Friday, October 23, 2009

The price of His abiding: Dt: 23:1-14

"No one who is emasculated or has his male organ cut off shall enter the assembly of the Lord. No one of illegitimate birth shall enter the assembly of the Lord; none of his descendants, even to the tenth generation, shall enter the assembly of the Lord. No Ammonite or Moabite shall enter the assembly of the Lord; none of their descendants, even to the tenth generation, shall ever enter the assembly of the Lord." (Deuteronomy 23:1-3)
In the assembly of the Israelite, there was only room for the pure, perfect, and pedigreed. Those with defects, illegitimate birth, or incorrect ancestry were excluded. Unless you were perfect, you were not accepted and were forced to dwell separated from the people of God and from the God of the people of God. Moreover, if you were one of the fortunate ones to be counted acceptable, there were times when you too would be forced "outside the camp" to wait out your times of impurity or uncleanness. Such uncleanness could be caused by sickness, touching something unclean (like a dead body), or some impure bodily emission.
"If there is among you any man who is unclean because of a nocturnal emission, then he must go outside the camp; he may not reenter the camp. But it shall be when evening approaches, he shall bathe himself with water, and at sundown he may reenter the camp." (Deuteronomy 23:10-11)
Everything inside the camp had to be pure, spotless, and without blemish or defect. So strict was God regarding their conduct within the camp, and the condition of the camp, that He even provided them rules regarding how they were to relieve themselves.
"You shall also have a place outside the camp and go out there, and you shall have a spade among your tools, and it shall be when you sit down outside, you shall dig with it and shall turn to cover up your excrement." (Deuteronomy 23:12-13)
Many of these commandments may seem to us to be extreme, extracting, and fastidious but they are the price of having the presence of God abiding in your midst.
"Since the Lord your God walks in the midst of your camp to deliver you and to defeat your enemies before you, therefore your camp must be holy; and He must not see anything indecent among you or He will turn away from you." (Deuteronomy 23:13)
God is pure, holey, and perfect and he can only dwell in a place and with a people who are also pure, holy, and perfect. These commandments from God represent the minimum requirements necessary for God's presence to be able to abide in our midst. Without perfection, God's presence will either turn away from us or be a fire to consume us. "Sinners in Zion are terrified; trembling has seized the godless. Who among us can live with the consuming fire? Who among us can live with continual burning?" (Isaiah 33:14)

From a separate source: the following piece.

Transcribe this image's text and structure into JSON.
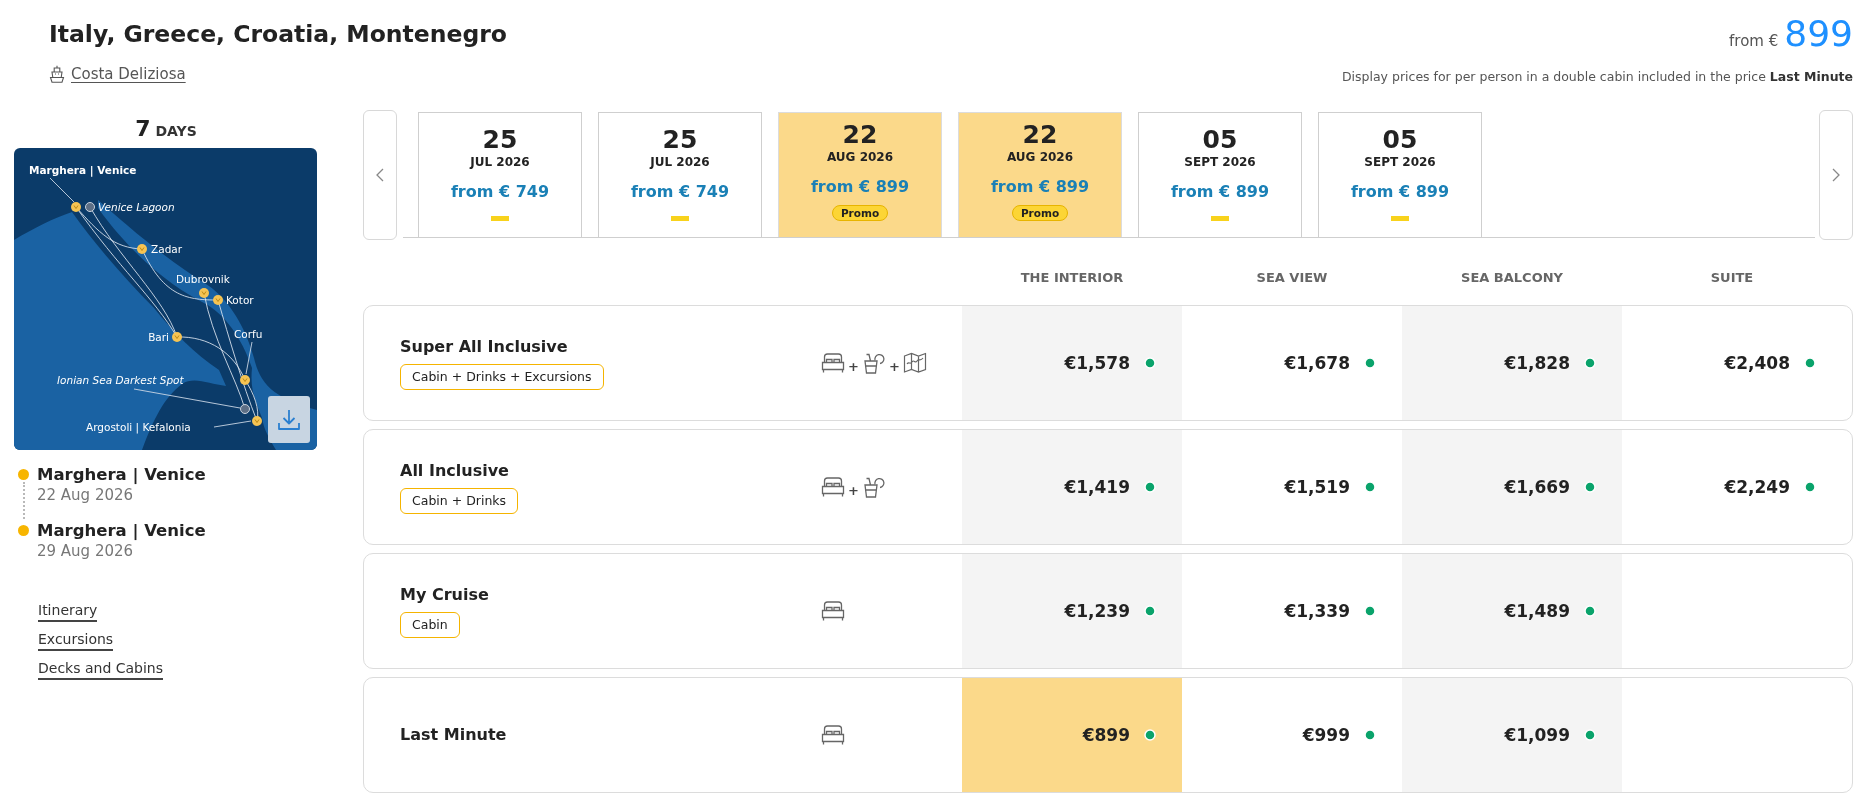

Under the Mosaic covenant, fellowship with God was dependent upon one keeping the law of God. "Who may ascend into the hill of the Lord? And who may stand in His holy place? He who has clean hands and a pure heart, who has not lifted up his soul to falsehood and has not sworn deceitfully." (Psalms 24:3-4) Without keeping the law you could not approach God nor could His presence abide with or in you. "You shall be holy, for I the Lord your God am holy." (Leviticus 19:2)

Fortunately, Jesus came to declare good news to us. That acceptance with God was to be made available, not by keeping the law, but rather by believing upon Jesus and trusting in the finished work of atonement which Jesus accomplished upon the cross. An acceptance that is by faith rather than by works. "But as many as received Him, to them He gave the right to become children of God, even to those who believe in His name, who were born, not of blood nor of the will of the flesh nor of the will of man, but of God." (John 1:12-13) Through faith in Christ we can have fellowship with God and He will come and make His abode in us. "My Father will love him, and We will come to him and make Our abode with him." (John 14:23) No more is the requirement perfection, but faith. God has called all to come to Him by faith, even the broken, hurting, defective, weak, and illegitimate. All are welcome in Christ, all are invited back to fellowship with God. We are all sinners, we are all fallen, and we are all invited. "Now all these things are from God, who reconciled us to Himself through Christ and gave us the ministry of reconciliation, namely, that God was in Christ reconciling the world to Himself, not counting their trespasses against them, and He has committed to us the word of reconciliation." (2 Corinthians 5:18-19)

David Robison

, , , , , ,

Powered by ScribeFire.

No comments:

Post a Comment